Amateur Radio on the International Space Station (ARISS) International delegates and representatives tackled a wide-ranging agenda when they met in late August in Tokyo. The August 20-23 gathering was held in conjunction with the Japan Amateur Radio League (JARL) 90th anniversary celebration and the JARL Ham Fair. Those attending represented Canada, Europe, Japan, Russia, and the US. The meeting addressed various facets of the ARISS program, including international teamwork, technical systems development, and Amateur Radio operations.
Keigo Komuro, JA1KAB, of ARISS-Japan and JARL delivered opening remarks. ARRL First Vice President Rick Roderick, K5UR, who was in Tokyo for the JARL Ham Fair, also spoke briefly to the gathering. Kicking off the meeting was a presentation by Hideshi Kagawa of the Japan Aerospace Exploration Agency (JAXA) on its initiatives to launch and deploy small satellites and technology payloads using JAXA’s Epsilon launcher.

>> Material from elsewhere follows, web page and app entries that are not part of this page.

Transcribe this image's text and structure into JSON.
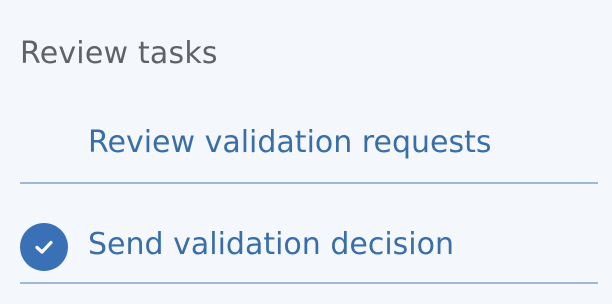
{
  "section": {
    "heading": "Review tasks"
  },
  "tasks": [
    {
      "label": "Review validation requests",
      "completed": false
    },
    {
      "label": "Send validation decision",
      "completed": true,
      "status_icon": "checkmark-icon"
    }
  ],
  "colors": {
    "background": "#f4f7fb",
    "heading": "#5f6368",
    "link": "#3a6ea8",
    "divider": "#9cb9d8",
    "check_badge": "#3a70b5"
  }
}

During the meeting, delegates voted to study the feasibility of creating an interoperable radio system based on the Kenwood TM-D710 transceiver, which would be interchangeable between the Columbus and Russian ISS modules. “Currently items are certified for one or the other, but not both,” explained NASA ARISS Technical Liaison Mark Steiner, K3MS. “They also use two different voltages, 28 V dc in the Russian segment and 120 V dc in the US segment. Future equipment will be able to be used in either. This will significantly improve our flexibility on orbit.” Steiner added that the next set of equipment being proposed for launch will follow this new requirement for interoperability.
They also agreed to continue studying a proposal to use a so-called “Astro Pi” unit — a modified Rasberry Pi computer device — to generate a slide show of images for the Ham TV DATV system, when no camera is attached. An Astro Pi unit will accompany the UK’s first ESA astronaut, Tim Peake, KG5BVI, into space in November, to be used for educational efforts.

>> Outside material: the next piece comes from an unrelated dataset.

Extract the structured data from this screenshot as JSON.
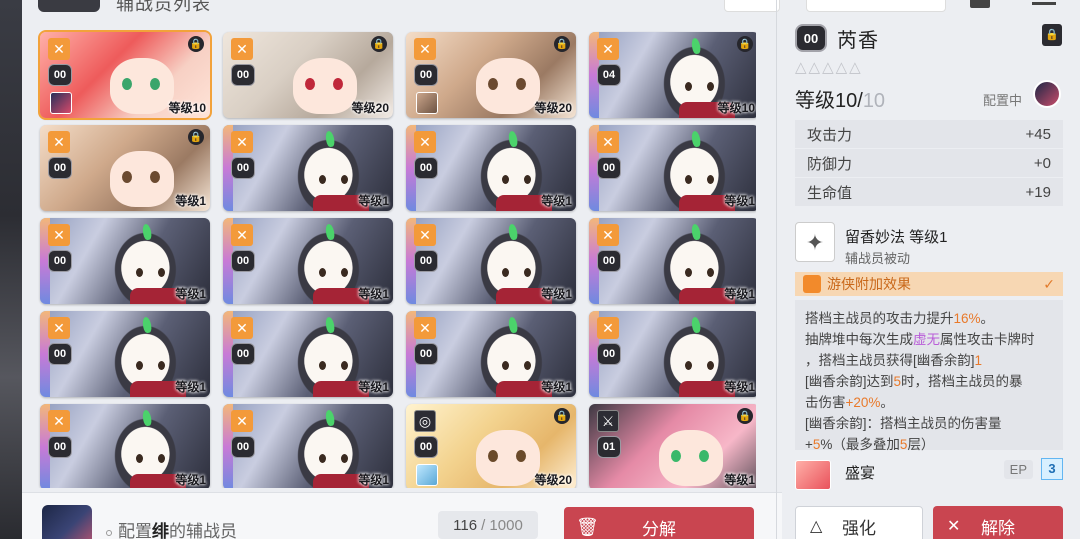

A lot of discussion focused on fundraising and the formation of the ARISS-International Sustainability and Funding Committee. Delegates discussed funding projects and recommended yearly budgets. ARISS Chairman Frank Bauer, KA3HDO, encouraged all ARISS regions to support development of an international plan and strategy for funding and resources.
Delegates also considered a revision of the organization’s current terms of reference. The new terms of reference would aim to better formalize and document team roles, responsibilities, and processes, and address other recent changes within the ARISS program.
In addition to the formal proceedings, the ARISS-International group took part in kicking off the JARL Ham Fair, JARL 90th anniversary events, a technical meeting with JVC Kenwood engineers on the TM-D710 interoperable radio system proposal, and touring JAXA’s Tsukuba Space Center and ISS/Kibo control center.
ARISS-International recognized three organizations that have provided sustained support and service to the ARISS program: JARL, for nearly 20 years of ARISS delegation support; JAXA for its sustained support as an ISS space agency, and JVC Kenwood for its leadership in modifying the TM-D700 and TM-D710 radio systems to support ARISS current and future operations.
ARISS-International delegates will meet in November 2016 in Houston, Texas. The date coincides with the 20th anniversary of the inaugural ARISS working group meeting, held in November 1996 at the NASA Johnson Space Center in Houston.
ARISS is a cooperative venture of AMSAT, ARRL, and NASA in the US, and involves other international space agencies and international Amateur Radio organizations around the world. The primary purpose of ARISS is to organize scheduled Amateur Radio contacts between ISS crew members and schools or informal education venues.